• What is being asked
Give back the full listing as written. No pictures go with it.

• Extracted records
-- -- --
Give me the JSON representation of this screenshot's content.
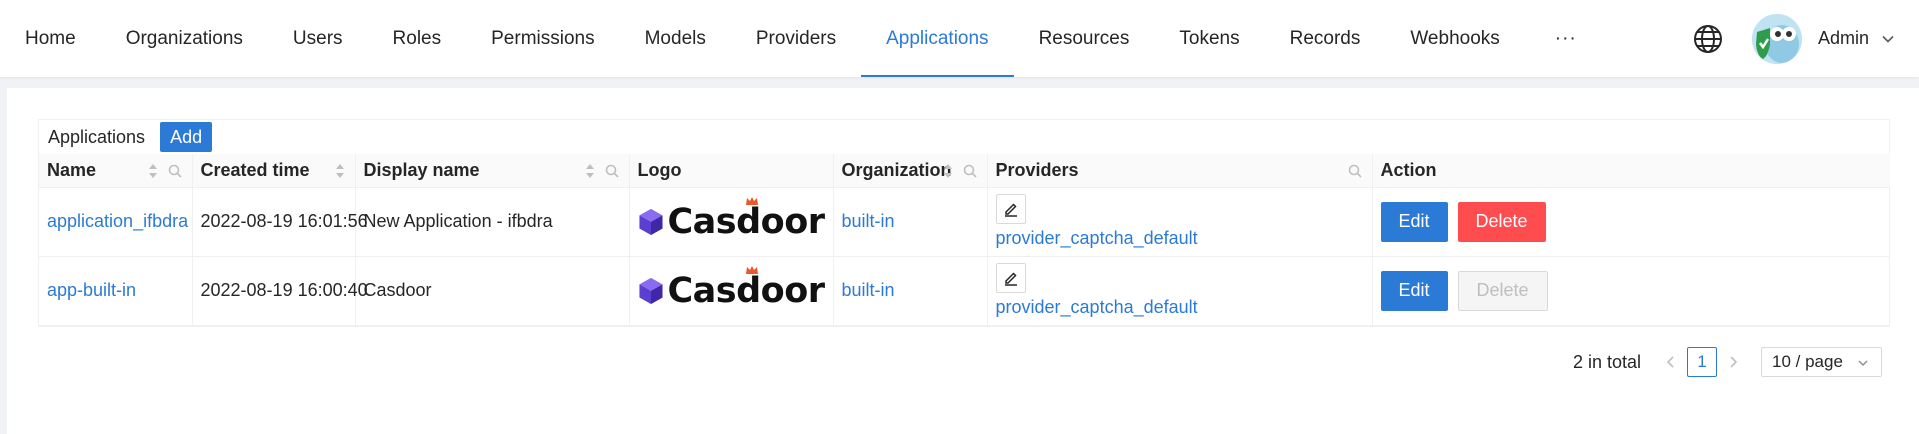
{
  "nav": {
    "items": [
      {
        "label": "Home"
      },
      {
        "label": "Organizations"
      },
      {
        "label": "Users"
      },
      {
        "label": "Roles"
      },
      {
        "label": "Permissions"
      },
      {
        "label": "Models"
      },
      {
        "label": "Providers"
      },
      {
        "label": "Applications",
        "active": true
      },
      {
        "label": "Resources"
      },
      {
        "label": "Tokens"
      },
      {
        "label": "Records"
      },
      {
        "label": "Webhooks"
      },
      {
        "label": "···"
      }
    ],
    "user": "Admin"
  },
  "table": {
    "title": "Applications",
    "add_label": "Add",
    "columns": [
      "Name",
      "Created time",
      "Display name",
      "Logo",
      "Organization",
      "Providers",
      "Action"
    ],
    "rows": [
      {
        "name": "application_ifbdra",
        "created": "2022-08-19 16:01:56",
        "display_name": "New Application - ifbdra",
        "logo_text": "Casdoor",
        "organization": "built-in",
        "provider": "provider_captcha_default",
        "edit_label": "Edit",
        "delete_label": "Delete",
        "delete_enabled": true
      },
      {
        "name": "app-built-in",
        "created": "2022-08-19 16:00:40",
        "display_name": "Casdoor",
        "logo_text": "Casdoor",
        "organization": "built-in",
        "provider": "provider_captcha_default",
        "edit_label": "Edit",
        "delete_label": "Delete",
        "delete_enabled": false
      }
    ]
  },
  "pagination": {
    "total": "2 in total",
    "current": "1",
    "page_size": "10 / page"
  },
  "colors": {
    "primary": "#2b7bd6",
    "danger": "#ff4d4f"
  }
}
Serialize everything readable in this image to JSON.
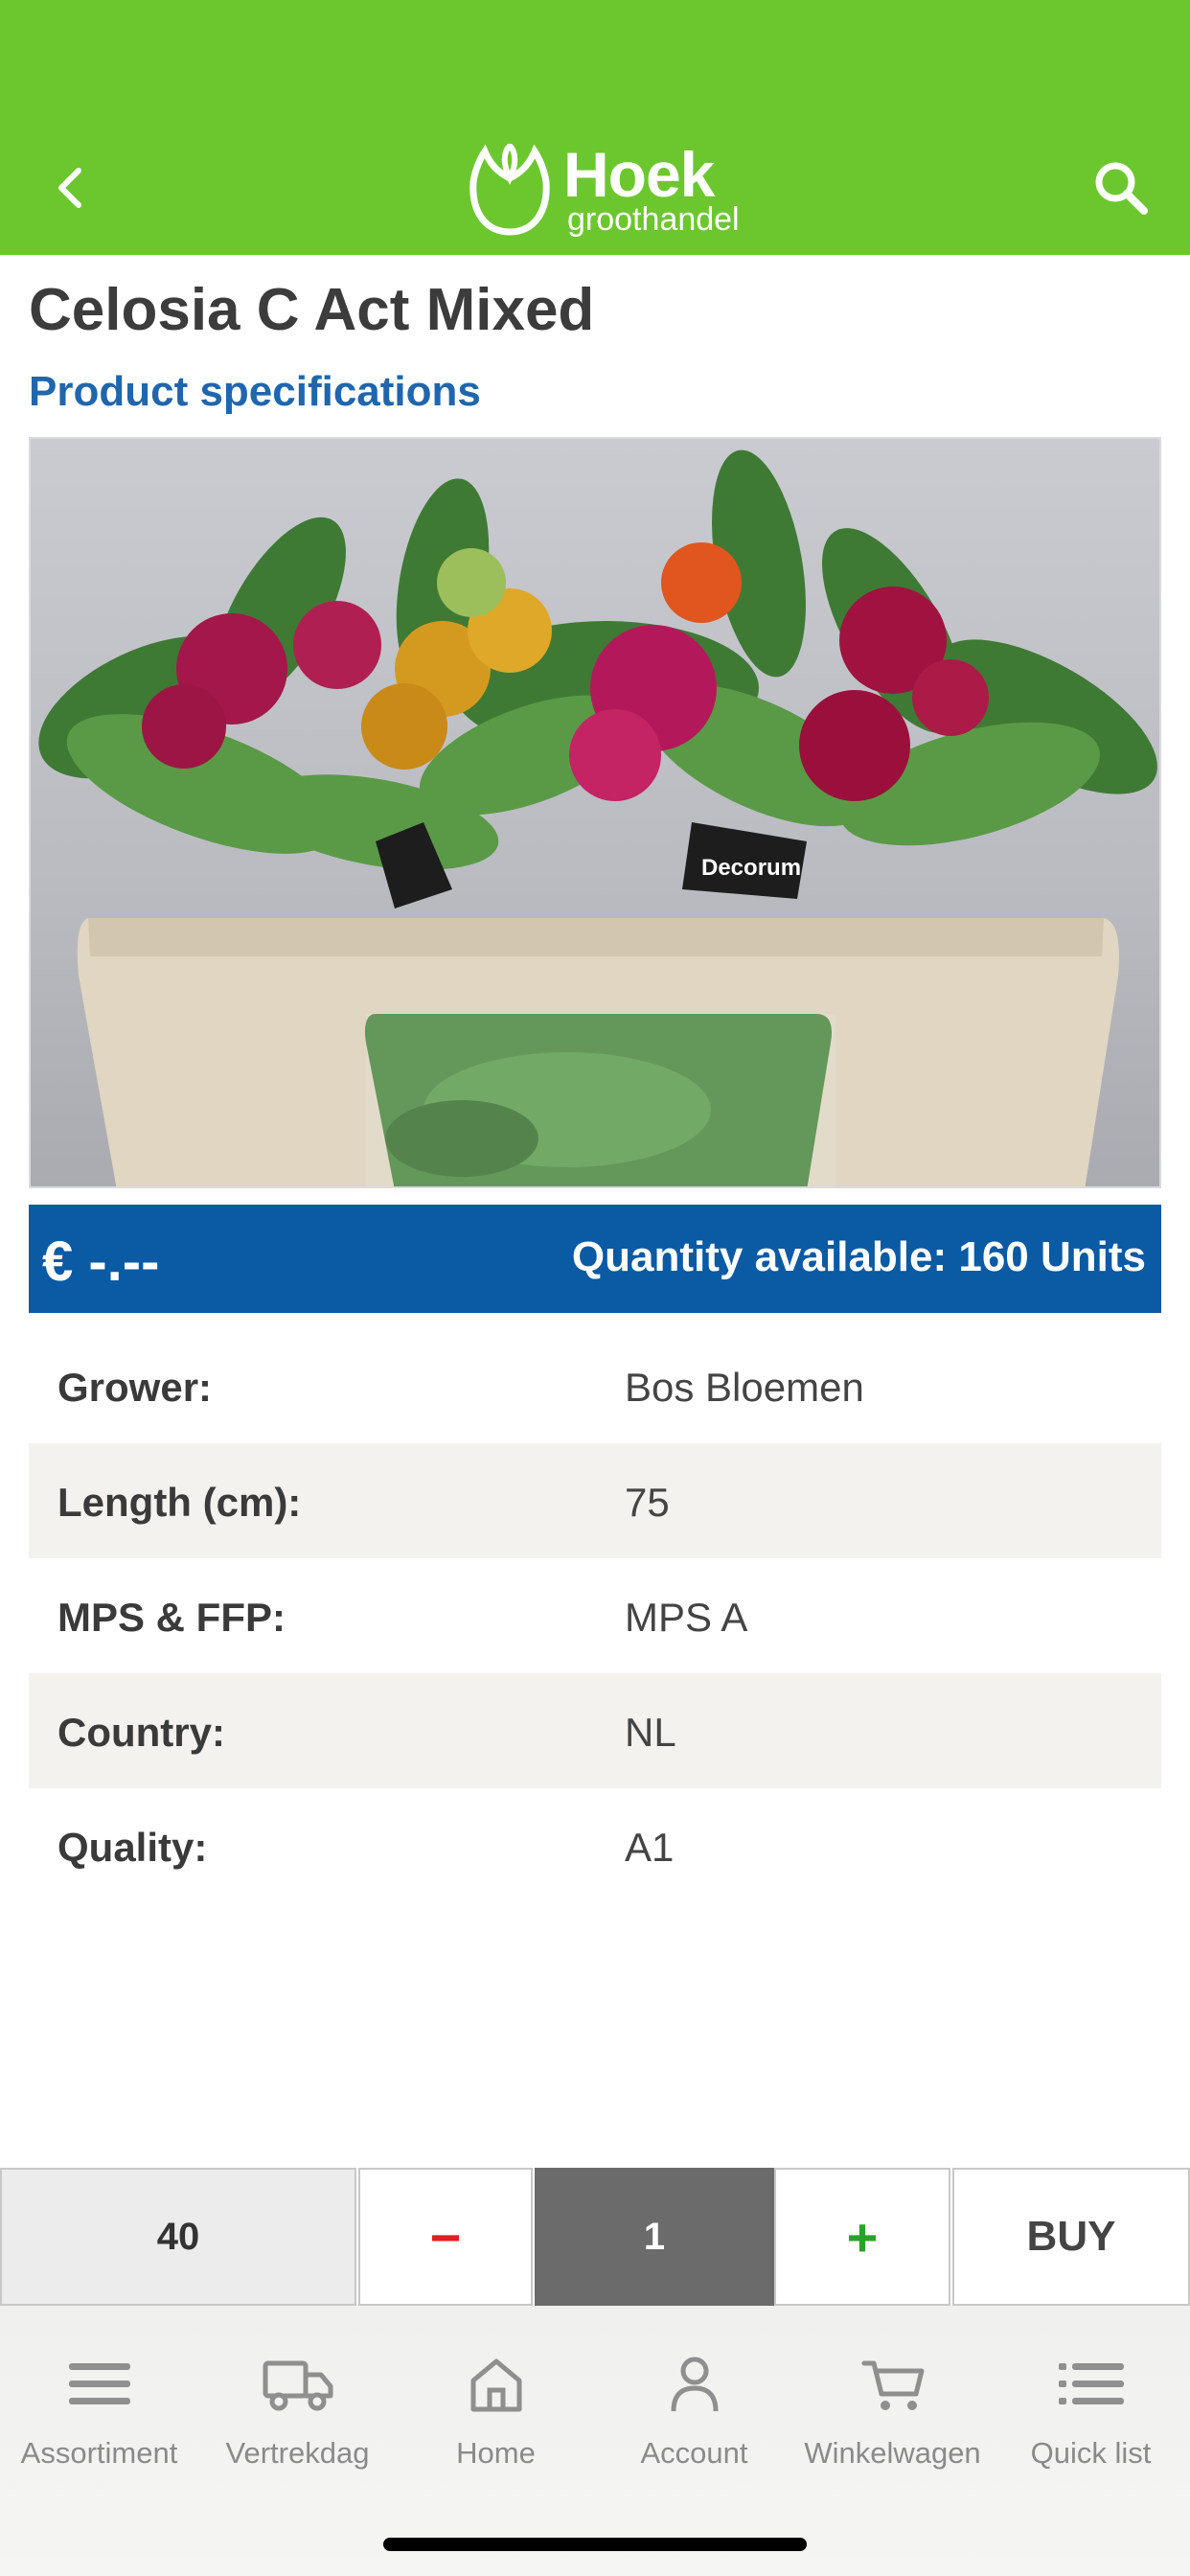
{
  "header": {
    "brand_name": "Hoek",
    "brand_sub": "groothandel",
    "background_color": "#6cc72e",
    "back_icon": "chevron-left-icon",
    "search_icon": "search-icon"
  },
  "product": {
    "title": "Celosia C Act Mixed",
    "spec_link": "Product specifications",
    "image_label": "Decorum"
  },
  "price_bar": {
    "price": "€ -.--",
    "quantity_available": "Quantity available: 160 Units",
    "background_color": "#0a5aa4"
  },
  "specs": [
    {
      "key": "Grower:",
      "value": "Bos Bloemen"
    },
    {
      "key": "Length (cm):",
      "value": "75"
    },
    {
      "key": "MPS & FFP:",
      "value": "MPS A"
    },
    {
      "key": "Country:",
      "value": "NL"
    },
    {
      "key": "Quality:",
      "value": "A1"
    }
  ],
  "buy_bar": {
    "step_size": "40",
    "minus": "−",
    "quantity": "1",
    "plus": "+",
    "buy": "BUY"
  },
  "tabs": [
    {
      "label": "Assortiment",
      "icon": "menu-icon"
    },
    {
      "label": "Vertrekdag",
      "icon": "truck-icon"
    },
    {
      "label": "Home",
      "icon": "home-icon"
    },
    {
      "label": "Account",
      "icon": "user-icon"
    },
    {
      "label": "Winkelwagen",
      "icon": "cart-icon"
    },
    {
      "label": "Quick list",
      "icon": "list-icon"
    }
  ]
}
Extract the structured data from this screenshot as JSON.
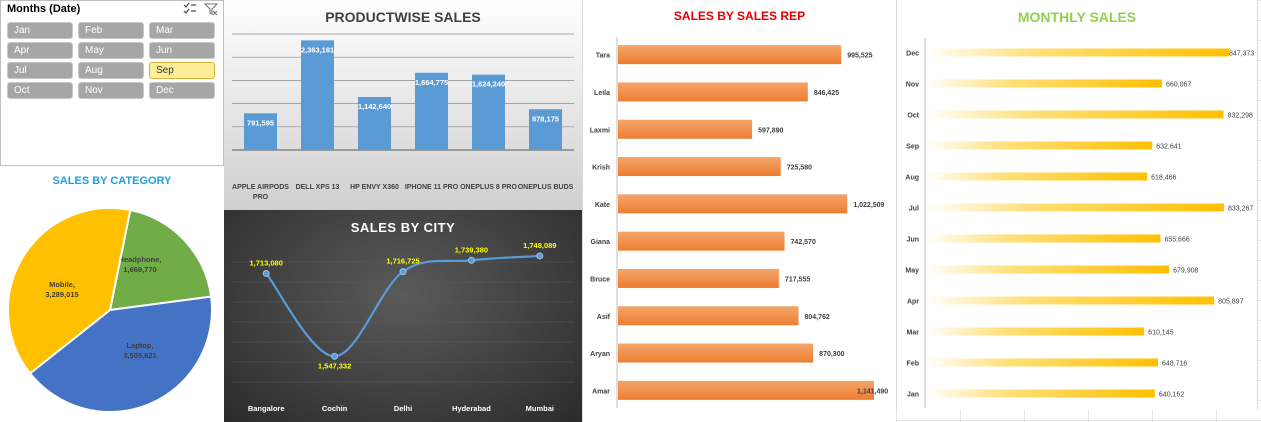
{
  "slicer": {
    "title": "Months (Date)",
    "months": [
      "Jan",
      "Feb",
      "Mar",
      "Apr",
      "May",
      "Jun",
      "Jul",
      "Aug",
      "Sep",
      "Oct",
      "Nov",
      "Dec"
    ],
    "selected": "Sep",
    "icons": [
      "multi-select-icon",
      "clear-filter-icon"
    ]
  },
  "category": {
    "title": "SALES BY CATEGORY",
    "chart_data": {
      "type": "pie",
      "title": "SALES BY CATEGORY",
      "slices": [
        {
          "label": "Headphone",
          "value": 1669770,
          "value_label": "1,669,770",
          "color": "#70ad47"
        },
        {
          "label": "Laptop",
          "value": 3505821,
          "value_label": "3,505,821",
          "color": "#4472c4"
        },
        {
          "label": "Mobile",
          "value": 3289015,
          "value_label": "3,289,015",
          "color": "#ffc000"
        }
      ]
    }
  },
  "product": {
    "title": "PRODUCTWISE SALES",
    "chart_data": {
      "type": "bar",
      "title": "PRODUCTWISE SALES",
      "categories": [
        "APPLE AIRPODS PRO",
        "DELL XPS 13",
        "HP ENVY X360",
        "IPHONE 11 PRO",
        "ONEPLUS 8 PRO",
        "ONEPLUS BUDS"
      ],
      "values": [
        791595,
        2363181,
        1142640,
        1664775,
        1624240,
        878175
      ],
      "labels": [
        "791,595",
        "2,363,181",
        "1,142,640",
        "1,664,775",
        "1,624,240",
        "878,175"
      ],
      "ylim": [
        0,
        2500000
      ],
      "bar_color": "#5b9bd5",
      "grid": true
    }
  },
  "city": {
    "title": "SALES BY CITY",
    "chart_data": {
      "type": "line",
      "title": "SALES BY CITY",
      "categories": [
        "Bangalore",
        "Cochin",
        "Delhi",
        "Hyderabad",
        "Mumbai"
      ],
      "values": [
        1713080,
        1547332,
        1716725,
        1739380,
        1748089
      ],
      "labels": [
        "1,713,080",
        "1,547,332",
        "1,716,725",
        "1,739,380",
        "1,748,089"
      ],
      "line_color": "#5b9bd5",
      "label_color": "#ffff00",
      "smooth": true
    }
  },
  "rep": {
    "title": "SALES BY SALES REP",
    "chart_data": {
      "type": "bar",
      "orientation": "horizontal",
      "title": "SALES BY SALES REP",
      "categories": [
        "Tara",
        "Leila",
        "Laxmi",
        "Krish",
        "Kate",
        "Giana",
        "Bruce",
        "Asif",
        "Aryan",
        "Amar"
      ],
      "values": [
        995525,
        846425,
        597890,
        725580,
        1022509,
        742570,
        717555,
        804762,
        870300,
        1141490
      ],
      "labels": [
        "995,525",
        "846,425",
        "597,890",
        "725,580",
        "1,022,509",
        "742,570",
        "717,555",
        "804,762",
        "870,300",
        "1,141,490"
      ],
      "bar_color": "#ed7d31",
      "title_color": "#e00000"
    }
  },
  "monthly": {
    "title": "MONTHLY SALES",
    "chart_data": {
      "type": "bar",
      "orientation": "horizontal",
      "title": "MONTHLY SALES",
      "categories": [
        "Dec",
        "Nov",
        "Oct",
        "Sep",
        "Aug",
        "Jul",
        "Jun",
        "May",
        "Apr",
        "Mar",
        "Feb",
        "Jan"
      ],
      "values": [
        847373,
        660067,
        832298,
        632641,
        618466,
        833267,
        655666,
        679908,
        805897,
        610145,
        648716,
        640162
      ],
      "labels": [
        "847,373",
        "660,067",
        "832,298",
        "632,641",
        "618,466",
        "833,267",
        "655,666",
        "679,908",
        "805,897",
        "610,145",
        "648,716",
        "640,162"
      ],
      "bar_color": "#ffc000",
      "title_color": "#92d050"
    }
  }
}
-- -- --
• Exercise output
Give me the JSON representation of this screenshot's content.
{
  "nav": {
    "items": [
      {
        "label": "Home"
      },
      {
        "label": "Organizations"
      },
      {
        "label": "Users"
      },
      {
        "label": "Roles"
      },
      {
        "label": "Permissions"
      },
      {
        "label": "Models"
      },
      {
        "label": "Providers"
      },
      {
        "label": "Applications",
        "active": true
      },
      {
        "label": "Resources"
      },
      {
        "label": "Tokens"
      },
      {
        "label": "Records"
      },
      {
        "label": "Webhooks"
      },
      {
        "label": "···"
      }
    ],
    "user": "Admin"
  },
  "table": {
    "title": "Applications",
    "add_label": "Add",
    "columns": [
      "Name",
      "Created time",
      "Display name",
      "Logo",
      "Organization",
      "Providers",
      "Action"
    ],
    "rows": [
      {
        "name": "application_ifbdra",
        "created": "2022-08-19 16:01:56",
        "display_name": "New Application - ifbdra",
        "logo_text": "Casdoor",
        "organization": "built-in",
        "provider": "provider_captcha_default",
        "edit_label": "Edit",
        "delete_label": "Delete",
        "delete_enabled": true
      },
      {
        "name": "app-built-in",
        "created": "2022-08-19 16:00:40",
        "display_name": "Casdoor",
        "logo_text": "Casdoor",
        "organization": "built-in",
        "provider": "provider_captcha_default",
        "edit_label": "Edit",
        "delete_label": "Delete",
        "delete_enabled": false
      }
    ]
  },
  "pagination": {
    "total": "2 in total",
    "current": "1",
    "page_size": "10 / page"
  },
  "colors": {
    "primary": "#2b7bd6",
    "danger": "#ff4d4f"
  }
}
Serialize everything readable in this image to JSON.
{
  "header": {
    "brand_name": "Hoek",
    "brand_sub": "groothandel",
    "background_color": "#6cc72e",
    "back_icon": "chevron-left-icon",
    "search_icon": "search-icon"
  },
  "product": {
    "title": "Celosia C Act Mixed",
    "spec_link": "Product specifications",
    "image_label": "Decorum"
  },
  "price_bar": {
    "price": "€ -.--",
    "quantity_available": "Quantity available: 160 Units",
    "background_color": "#0a5aa4"
  },
  "specs": [
    {
      "key": "Grower:",
      "value": "Bos Bloemen"
    },
    {
      "key": "Length (cm):",
      "value": "75"
    },
    {
      "key": "MPS & FFP:",
      "value": "MPS A"
    },
    {
      "key": "Country:",
      "value": "NL"
    },
    {
      "key": "Quality:",
      "value": "A1"
    }
  ],
  "buy_bar": {
    "step_size": "40",
    "minus": "−",
    "quantity": "1",
    "plus": "+",
    "buy": "BUY"
  },
  "tabs": [
    {
      "label": "Assortiment",
      "icon": "menu-icon"
    },
    {
      "label": "Vertrekdag",
      "icon": "truck-icon"
    },
    {
      "label": "Home",
      "icon": "home-icon"
    },
    {
      "label": "Account",
      "icon": "user-icon"
    },
    {
      "label": "Winkelwagen",
      "icon": "cart-icon"
    },
    {
      "label": "Quick list",
      "icon": "list-icon"
    }
  ]
}
Extract the structured data from this screenshot as JSON.
{
  "slicer": {
    "title": "Months (Date)",
    "months": [
      "Jan",
      "Feb",
      "Mar",
      "Apr",
      "May",
      "Jun",
      "Jul",
      "Aug",
      "Sep",
      "Oct",
      "Nov",
      "Dec"
    ],
    "selected": "Sep",
    "icons": [
      "multi-select-icon",
      "clear-filter-icon"
    ]
  },
  "category": {
    "title": "SALES BY CATEGORY",
    "chart_data": {
      "type": "pie",
      "title": "SALES BY CATEGORY",
      "slices": [
        {
          "label": "Headphone",
          "value": 1669770,
          "value_label": "1,669,770",
          "color": "#70ad47"
        },
        {
          "label": "Laptop",
          "value": 3505821,
          "value_label": "3,505,821",
          "color": "#4472c4"
        },
        {
          "label": "Mobile",
          "value": 3289015,
          "value_label": "3,289,015",
          "color": "#ffc000"
        }
      ]
    }
  },
  "product": {
    "title": "PRODUCTWISE SALES",
    "chart_data": {
      "type": "bar",
      "title": "PRODUCTWISE SALES",
      "categories": [
        "APPLE AIRPODS PRO",
        "DELL XPS 13",
        "HP ENVY X360",
        "IPHONE 11 PRO",
        "ONEPLUS 8 PRO",
        "ONEPLUS BUDS"
      ],
      "values": [
        791595,
        2363181,
        1142640,
        1664775,
        1624240,
        878175
      ],
      "labels": [
        "791,595",
        "2,363,181",
        "1,142,640",
        "1,664,775",
        "1,624,240",
        "878,175"
      ],
      "ylim": [
        0,
        2500000
      ],
      "bar_color": "#5b9bd5",
      "grid": true
    }
  },
  "city": {
    "title": "SALES BY CITY",
    "chart_data": {
      "type": "line",
      "title": "SALES BY CITY",
      "categories": [
        "Bangalore",
        "Cochin",
        "Delhi",
        "Hyderabad",
        "Mumbai"
      ],
      "values": [
        1713080,
        1547332,
        1716725,
        1739380,
        1748089
      ],
      "labels": [
        "1,713,080",
        "1,547,332",
        "1,716,725",
        "1,739,380",
        "1,748,089"
      ],
      "line_color": "#5b9bd5",
      "label_color": "#ffff00",
      "smooth": true
    }
  },
  "rep": {
    "title": "SALES BY SALES REP",
    "chart_data": {
      "type": "bar",
      "orientation": "horizontal",
      "title": "SALES BY SALES REP",
      "categories": [
        "Tara",
        "Leila",
        "Laxmi",
        "Krish",
        "Kate",
        "Giana",
        "Bruce",
        "Asif",
        "Aryan",
        "Amar"
      ],
      "values": [
        995525,
        846425,
        597890,
        725580,
        1022509,
        742570,
        717555,
        804762,
        870300,
        1141490
      ],
      "labels": [
        "995,525",
        "846,425",
        "597,890",
        "725,580",
        "1,022,509",
        "742,570",
        "717,555",
        "804,762",
        "870,300",
        "1,141,490"
      ],
      "bar_color": "#ed7d31",
      "title_color": "#e00000"
    }
  },
  "monthly": {
    "title": "MONTHLY SALES",
    "chart_data": {
      "type": "bar",
      "orientation": "horizontal",
      "title": "MONTHLY SALES",
      "categories": [
        "Dec",
        "Nov",
        "Oct",
        "Sep",
        "Aug",
        "Jul",
        "Jun",
        "May",
        "Apr",
        "Mar",
        "Feb",
        "Jan"
      ],
      "values": [
        847373,
        660067,
        832298,
        632641,
        618466,
        833267,
        655666,
        679908,
        805897,
        610145,
        648716,
        640162
      ],
      "labels": [
        "847,373",
        "660,067",
        "832,298",
        "632,641",
        "618,466",
        "833,267",
        "655,666",
        "679,908",
        "805,897",
        "610,145",
        "648,716",
        "640,162"
      ],
      "bar_color": "#ffc000",
      "title_color": "#92d050"
    }
  }
}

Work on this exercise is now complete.